Exercise brief >>
The required output is all lines below that contain the word "content".

[Website and app data records]
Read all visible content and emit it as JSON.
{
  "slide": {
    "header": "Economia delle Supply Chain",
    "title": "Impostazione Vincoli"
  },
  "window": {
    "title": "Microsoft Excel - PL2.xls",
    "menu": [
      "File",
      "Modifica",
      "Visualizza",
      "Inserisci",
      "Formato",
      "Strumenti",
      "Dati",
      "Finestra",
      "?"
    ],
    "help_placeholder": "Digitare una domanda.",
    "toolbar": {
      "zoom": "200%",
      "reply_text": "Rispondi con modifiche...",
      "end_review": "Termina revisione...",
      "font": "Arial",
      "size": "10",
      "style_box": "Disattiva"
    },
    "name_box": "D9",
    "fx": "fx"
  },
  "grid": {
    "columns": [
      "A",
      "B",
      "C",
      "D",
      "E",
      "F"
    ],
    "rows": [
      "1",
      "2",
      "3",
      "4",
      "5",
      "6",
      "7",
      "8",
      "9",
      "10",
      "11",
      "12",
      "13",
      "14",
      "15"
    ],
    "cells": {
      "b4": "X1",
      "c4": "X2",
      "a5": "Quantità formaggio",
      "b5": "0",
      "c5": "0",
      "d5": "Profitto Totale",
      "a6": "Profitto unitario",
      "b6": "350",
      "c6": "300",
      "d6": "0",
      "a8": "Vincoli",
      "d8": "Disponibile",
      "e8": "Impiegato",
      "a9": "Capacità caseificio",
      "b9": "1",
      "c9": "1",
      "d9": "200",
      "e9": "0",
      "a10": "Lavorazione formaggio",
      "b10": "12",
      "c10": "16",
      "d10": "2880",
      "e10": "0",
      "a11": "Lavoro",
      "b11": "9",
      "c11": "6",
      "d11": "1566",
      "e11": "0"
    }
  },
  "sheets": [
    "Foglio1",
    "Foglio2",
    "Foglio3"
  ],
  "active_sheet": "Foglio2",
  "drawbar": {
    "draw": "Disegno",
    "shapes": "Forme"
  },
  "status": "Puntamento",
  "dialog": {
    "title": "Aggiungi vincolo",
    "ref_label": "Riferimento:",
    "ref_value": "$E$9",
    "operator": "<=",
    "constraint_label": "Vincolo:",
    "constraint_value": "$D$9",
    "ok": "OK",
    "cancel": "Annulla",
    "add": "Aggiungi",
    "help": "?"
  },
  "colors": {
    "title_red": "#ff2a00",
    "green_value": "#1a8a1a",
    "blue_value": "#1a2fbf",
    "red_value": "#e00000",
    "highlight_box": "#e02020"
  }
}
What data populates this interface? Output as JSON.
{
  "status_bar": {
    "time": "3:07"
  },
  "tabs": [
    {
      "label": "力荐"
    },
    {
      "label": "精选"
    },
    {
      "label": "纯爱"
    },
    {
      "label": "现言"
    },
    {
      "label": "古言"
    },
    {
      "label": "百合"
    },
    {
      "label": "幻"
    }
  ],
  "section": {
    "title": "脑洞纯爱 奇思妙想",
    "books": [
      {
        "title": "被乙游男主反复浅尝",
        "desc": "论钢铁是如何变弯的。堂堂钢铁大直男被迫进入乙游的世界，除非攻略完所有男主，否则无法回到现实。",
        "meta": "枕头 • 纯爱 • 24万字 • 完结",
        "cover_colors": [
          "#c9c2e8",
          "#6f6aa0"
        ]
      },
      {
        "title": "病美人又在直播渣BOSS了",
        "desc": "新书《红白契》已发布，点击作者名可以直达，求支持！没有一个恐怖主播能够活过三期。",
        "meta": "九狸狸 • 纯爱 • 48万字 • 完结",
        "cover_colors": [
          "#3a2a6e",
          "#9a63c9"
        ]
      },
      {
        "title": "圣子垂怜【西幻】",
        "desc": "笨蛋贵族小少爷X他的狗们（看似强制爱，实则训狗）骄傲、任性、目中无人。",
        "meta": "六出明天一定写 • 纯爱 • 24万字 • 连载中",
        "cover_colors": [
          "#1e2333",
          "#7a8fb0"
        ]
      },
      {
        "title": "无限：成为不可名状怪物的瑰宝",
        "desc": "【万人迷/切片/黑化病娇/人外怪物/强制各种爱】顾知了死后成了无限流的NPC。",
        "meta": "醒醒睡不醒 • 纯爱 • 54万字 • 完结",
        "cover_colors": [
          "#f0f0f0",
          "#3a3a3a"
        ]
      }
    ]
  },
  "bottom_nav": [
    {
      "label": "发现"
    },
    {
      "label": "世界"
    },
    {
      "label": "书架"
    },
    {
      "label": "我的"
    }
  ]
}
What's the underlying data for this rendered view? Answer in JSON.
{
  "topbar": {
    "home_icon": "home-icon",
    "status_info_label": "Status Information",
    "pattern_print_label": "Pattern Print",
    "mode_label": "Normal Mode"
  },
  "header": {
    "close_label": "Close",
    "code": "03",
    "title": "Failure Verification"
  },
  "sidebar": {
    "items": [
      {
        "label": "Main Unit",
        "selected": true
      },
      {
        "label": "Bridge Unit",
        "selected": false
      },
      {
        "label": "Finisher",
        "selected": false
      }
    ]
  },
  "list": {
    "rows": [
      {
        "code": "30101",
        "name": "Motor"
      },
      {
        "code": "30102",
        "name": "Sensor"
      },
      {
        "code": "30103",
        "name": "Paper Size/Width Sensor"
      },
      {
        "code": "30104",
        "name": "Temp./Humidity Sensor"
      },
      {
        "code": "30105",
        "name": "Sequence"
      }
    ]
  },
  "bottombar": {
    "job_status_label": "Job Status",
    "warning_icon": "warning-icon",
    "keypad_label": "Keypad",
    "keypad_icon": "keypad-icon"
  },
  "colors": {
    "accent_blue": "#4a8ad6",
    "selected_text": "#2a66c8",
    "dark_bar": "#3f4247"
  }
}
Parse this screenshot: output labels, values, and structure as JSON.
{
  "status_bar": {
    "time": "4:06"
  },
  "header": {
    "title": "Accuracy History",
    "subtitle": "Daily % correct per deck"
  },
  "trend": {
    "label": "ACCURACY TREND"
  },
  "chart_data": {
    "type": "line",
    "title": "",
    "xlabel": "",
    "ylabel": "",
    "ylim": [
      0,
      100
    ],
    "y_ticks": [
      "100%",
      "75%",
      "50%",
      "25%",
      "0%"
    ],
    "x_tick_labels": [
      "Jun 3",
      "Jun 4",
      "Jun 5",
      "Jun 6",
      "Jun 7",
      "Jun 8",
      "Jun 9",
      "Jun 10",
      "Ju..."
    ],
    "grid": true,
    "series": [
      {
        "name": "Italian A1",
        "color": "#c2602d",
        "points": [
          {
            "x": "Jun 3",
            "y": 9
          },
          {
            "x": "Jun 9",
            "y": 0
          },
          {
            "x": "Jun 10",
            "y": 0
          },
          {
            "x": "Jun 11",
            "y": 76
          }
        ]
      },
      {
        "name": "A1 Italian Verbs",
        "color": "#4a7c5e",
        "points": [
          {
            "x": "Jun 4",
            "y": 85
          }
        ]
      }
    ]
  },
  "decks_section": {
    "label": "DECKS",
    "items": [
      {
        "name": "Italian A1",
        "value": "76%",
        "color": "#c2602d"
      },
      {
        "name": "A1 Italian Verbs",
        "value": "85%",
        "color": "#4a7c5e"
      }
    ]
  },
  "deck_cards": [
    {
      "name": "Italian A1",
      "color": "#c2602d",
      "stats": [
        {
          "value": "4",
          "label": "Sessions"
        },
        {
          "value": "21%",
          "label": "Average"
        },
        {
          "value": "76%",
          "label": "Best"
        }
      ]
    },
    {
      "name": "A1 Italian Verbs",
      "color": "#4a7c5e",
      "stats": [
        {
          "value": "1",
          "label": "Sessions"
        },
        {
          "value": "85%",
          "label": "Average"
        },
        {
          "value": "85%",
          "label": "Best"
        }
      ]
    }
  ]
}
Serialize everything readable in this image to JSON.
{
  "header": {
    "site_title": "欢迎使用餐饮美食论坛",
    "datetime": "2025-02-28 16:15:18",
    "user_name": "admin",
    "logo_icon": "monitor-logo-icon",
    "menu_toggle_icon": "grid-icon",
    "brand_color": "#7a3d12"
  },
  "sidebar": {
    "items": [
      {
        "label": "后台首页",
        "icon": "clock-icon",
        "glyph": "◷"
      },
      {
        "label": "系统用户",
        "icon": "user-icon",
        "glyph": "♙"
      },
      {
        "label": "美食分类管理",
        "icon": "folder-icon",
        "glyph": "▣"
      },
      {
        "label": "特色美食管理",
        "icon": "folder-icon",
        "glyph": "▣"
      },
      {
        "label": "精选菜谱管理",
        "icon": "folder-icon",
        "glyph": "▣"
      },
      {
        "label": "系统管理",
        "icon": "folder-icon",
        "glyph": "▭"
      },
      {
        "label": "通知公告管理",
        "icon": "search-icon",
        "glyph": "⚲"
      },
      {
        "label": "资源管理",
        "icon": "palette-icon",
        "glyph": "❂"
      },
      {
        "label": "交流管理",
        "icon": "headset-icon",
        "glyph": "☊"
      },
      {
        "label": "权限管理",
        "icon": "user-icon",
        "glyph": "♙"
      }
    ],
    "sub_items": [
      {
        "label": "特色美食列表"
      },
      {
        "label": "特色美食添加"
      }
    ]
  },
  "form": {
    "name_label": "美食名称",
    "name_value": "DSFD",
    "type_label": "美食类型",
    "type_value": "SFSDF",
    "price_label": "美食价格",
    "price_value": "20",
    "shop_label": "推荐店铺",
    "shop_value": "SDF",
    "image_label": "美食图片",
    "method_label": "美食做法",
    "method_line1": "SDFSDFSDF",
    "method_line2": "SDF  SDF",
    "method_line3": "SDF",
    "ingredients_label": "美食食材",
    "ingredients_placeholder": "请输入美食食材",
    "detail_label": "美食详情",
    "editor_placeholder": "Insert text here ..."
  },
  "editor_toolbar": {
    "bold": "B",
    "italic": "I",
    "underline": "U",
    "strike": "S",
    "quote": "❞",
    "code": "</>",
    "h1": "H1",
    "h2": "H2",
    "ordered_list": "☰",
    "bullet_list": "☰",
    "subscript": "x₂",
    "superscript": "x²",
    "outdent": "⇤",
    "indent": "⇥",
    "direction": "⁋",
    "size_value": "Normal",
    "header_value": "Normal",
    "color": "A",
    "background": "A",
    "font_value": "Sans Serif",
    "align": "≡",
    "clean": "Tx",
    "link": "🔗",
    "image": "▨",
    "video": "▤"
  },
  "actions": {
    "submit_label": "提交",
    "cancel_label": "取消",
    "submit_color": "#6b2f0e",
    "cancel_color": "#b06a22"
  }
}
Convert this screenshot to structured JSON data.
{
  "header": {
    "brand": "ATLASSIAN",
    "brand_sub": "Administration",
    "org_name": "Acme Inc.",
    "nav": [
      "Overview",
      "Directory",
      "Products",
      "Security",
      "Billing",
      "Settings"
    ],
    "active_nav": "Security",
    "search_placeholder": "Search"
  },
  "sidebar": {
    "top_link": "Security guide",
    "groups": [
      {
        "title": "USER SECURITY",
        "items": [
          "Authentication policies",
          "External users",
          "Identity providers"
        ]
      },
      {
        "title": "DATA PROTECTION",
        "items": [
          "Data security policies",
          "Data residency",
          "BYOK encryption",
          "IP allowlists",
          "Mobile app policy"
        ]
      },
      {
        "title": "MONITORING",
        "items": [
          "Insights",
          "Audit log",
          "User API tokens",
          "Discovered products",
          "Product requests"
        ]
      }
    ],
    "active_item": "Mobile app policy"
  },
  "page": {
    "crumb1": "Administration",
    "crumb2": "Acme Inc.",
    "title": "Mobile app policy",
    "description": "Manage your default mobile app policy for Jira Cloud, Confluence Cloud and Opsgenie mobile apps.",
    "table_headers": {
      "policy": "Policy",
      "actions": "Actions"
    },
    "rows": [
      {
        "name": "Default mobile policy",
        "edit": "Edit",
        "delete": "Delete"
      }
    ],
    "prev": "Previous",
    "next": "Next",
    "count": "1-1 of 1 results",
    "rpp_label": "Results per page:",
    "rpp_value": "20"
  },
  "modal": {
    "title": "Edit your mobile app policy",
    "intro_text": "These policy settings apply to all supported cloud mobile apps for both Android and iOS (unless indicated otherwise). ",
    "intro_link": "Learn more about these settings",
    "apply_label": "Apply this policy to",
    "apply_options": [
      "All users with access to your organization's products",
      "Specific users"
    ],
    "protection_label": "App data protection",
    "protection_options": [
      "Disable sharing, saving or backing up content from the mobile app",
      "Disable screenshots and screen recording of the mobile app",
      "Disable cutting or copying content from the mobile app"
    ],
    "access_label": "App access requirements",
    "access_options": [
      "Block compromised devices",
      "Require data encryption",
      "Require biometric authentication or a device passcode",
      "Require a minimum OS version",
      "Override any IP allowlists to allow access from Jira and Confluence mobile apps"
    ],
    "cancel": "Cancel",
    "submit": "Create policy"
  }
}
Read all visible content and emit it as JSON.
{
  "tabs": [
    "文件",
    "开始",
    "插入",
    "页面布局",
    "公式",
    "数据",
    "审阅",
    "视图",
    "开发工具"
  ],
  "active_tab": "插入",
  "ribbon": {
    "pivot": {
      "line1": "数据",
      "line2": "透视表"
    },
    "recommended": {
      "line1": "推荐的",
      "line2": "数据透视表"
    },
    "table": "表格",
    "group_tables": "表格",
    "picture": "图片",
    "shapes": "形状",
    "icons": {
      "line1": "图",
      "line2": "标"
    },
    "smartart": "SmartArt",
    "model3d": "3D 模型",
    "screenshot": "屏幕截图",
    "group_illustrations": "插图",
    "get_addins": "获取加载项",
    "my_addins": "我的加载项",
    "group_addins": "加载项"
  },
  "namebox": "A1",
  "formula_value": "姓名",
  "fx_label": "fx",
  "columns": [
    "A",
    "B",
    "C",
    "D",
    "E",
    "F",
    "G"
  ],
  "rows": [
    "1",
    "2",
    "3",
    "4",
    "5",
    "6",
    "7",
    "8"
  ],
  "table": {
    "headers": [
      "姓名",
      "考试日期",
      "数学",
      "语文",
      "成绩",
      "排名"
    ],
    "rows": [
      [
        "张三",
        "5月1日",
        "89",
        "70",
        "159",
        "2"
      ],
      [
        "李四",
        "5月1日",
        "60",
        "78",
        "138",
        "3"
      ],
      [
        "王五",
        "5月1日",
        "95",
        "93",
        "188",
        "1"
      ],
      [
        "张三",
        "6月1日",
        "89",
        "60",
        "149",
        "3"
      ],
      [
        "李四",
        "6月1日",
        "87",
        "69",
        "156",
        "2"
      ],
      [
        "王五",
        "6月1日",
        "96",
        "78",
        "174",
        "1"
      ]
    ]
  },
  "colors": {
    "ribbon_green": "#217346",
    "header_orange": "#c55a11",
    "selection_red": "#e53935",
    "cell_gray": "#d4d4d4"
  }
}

Response to this exercise >>
Read all visible content and emit it as JSON.
      "Disable sharing, saving or backing up content from the mobile app",
      "Disable cutting or copying content from the mobile app"
Read all visible content and emit it as JSON.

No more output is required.